The question is if it’s purely coincidental that Nakamoto is the single largest owner of Bitcoin or if that fact demonstrates that the cypherpunk movement is merely shifting from one form of control to another. As attractive as the concept of Bitcoin is, it appears unlikely that Bitcoin can replace present fiat currencies and be the tool of democracy and economic freedom that some people desire. Although Nakamoto seems to be disinterested in assuming a public role in the ownership of Bitcoins, his overall conduct should at least prompt some serious curiosity whether he trustsa purely decentralized system in the first place.
Today, mining Bitcoin is basically impossible for a single computer as it was in the early years of Bitcoin. There are professional mining centers that are centralizing Bitcoin mining especially in countries like China, where electric power is cheaper. After Nakamoto, the largest bitcoin owners seem to be Micree Zhan, the co-founder of the cryptocurrency mining company Bitman, followed by Chris Larsen, the co-founder and executive chairman of Ripple (the third blockchain platform for importance), and Changpeng Zhao, the founder and CEO of Binance, a leading cryptocurrency exchange. Most Bitcoin transactions today are performed through exchanges or other intermediaries rather than directly by users.
The question is, has Nakamoto’s Bitcoin system created “economic freedom”? Not exactly. At this point, Bitcoin seems to have demonstrated that the more its value increases, the more the network tends to be centralized with its unknown creator behind the scenes. It is common to hear that “Bitcoin is a bank in your pocket” because the network is open to anyone and allows people to transact without a bank account. However, the Bitcoin network relies on the internet, and in countries such as India, half of the population still doesn’t have access to it. The same banking system that Bitcoin was created to bypass soon will enable clients to buy Bitcoins through their bank accounts.
The story of Bitcoin is far from unique. Nakamoto might have conducted the Bitcoin “experiment” as a brilliant game to temporarily confuse the existing money system, and cypherpunks might have found in Nakamoto a perfect leader. However, they cannot pretend that Bitcoin represents everybody’s idea of democracy and economic freedom.

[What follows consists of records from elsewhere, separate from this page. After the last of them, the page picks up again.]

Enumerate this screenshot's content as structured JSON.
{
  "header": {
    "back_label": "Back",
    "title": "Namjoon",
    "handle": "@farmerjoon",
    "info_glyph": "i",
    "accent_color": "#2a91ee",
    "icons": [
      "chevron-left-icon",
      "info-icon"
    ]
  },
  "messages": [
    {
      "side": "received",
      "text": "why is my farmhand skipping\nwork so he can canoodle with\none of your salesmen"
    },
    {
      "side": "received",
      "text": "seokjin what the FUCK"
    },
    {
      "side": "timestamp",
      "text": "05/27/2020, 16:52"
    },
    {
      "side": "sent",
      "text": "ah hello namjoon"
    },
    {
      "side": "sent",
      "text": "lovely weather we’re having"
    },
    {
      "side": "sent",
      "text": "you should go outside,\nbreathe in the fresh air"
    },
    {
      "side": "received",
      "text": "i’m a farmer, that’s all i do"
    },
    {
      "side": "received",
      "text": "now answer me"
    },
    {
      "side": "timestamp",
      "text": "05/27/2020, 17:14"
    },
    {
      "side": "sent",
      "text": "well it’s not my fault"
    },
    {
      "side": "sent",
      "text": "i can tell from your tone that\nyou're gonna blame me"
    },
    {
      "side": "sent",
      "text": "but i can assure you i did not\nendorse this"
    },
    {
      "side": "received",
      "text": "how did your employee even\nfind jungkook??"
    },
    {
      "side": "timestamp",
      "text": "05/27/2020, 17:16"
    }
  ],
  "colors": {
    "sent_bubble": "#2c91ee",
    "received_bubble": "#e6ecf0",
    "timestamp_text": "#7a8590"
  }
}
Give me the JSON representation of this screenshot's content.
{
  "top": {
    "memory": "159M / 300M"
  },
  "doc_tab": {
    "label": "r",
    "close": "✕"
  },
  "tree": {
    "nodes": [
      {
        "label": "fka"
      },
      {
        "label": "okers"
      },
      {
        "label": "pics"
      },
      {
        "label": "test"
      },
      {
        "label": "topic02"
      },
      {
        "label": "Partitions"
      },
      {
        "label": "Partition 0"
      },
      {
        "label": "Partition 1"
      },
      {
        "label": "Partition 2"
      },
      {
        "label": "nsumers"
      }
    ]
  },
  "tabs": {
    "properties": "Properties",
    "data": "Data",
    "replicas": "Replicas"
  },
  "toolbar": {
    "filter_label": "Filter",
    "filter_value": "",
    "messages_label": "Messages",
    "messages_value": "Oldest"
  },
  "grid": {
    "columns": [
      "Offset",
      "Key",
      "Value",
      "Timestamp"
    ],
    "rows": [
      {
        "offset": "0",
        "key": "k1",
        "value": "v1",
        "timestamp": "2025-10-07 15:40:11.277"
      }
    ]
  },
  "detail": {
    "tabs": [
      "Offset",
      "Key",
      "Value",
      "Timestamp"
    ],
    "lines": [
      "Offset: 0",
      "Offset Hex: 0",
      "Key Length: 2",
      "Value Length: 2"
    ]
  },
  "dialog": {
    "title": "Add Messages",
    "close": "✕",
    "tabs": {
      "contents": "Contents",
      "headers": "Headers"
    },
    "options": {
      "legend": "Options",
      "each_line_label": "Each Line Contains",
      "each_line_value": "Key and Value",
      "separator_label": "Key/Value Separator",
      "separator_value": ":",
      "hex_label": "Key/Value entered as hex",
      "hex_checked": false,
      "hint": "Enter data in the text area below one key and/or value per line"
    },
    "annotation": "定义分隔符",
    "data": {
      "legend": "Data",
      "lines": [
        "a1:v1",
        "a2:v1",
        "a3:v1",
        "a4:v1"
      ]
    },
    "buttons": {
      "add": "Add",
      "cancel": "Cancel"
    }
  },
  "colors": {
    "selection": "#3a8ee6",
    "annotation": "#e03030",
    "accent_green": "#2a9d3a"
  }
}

Giovanna Massarotto is a CTIC Academic Fellow at the University of Pennsylvania Carey Law School.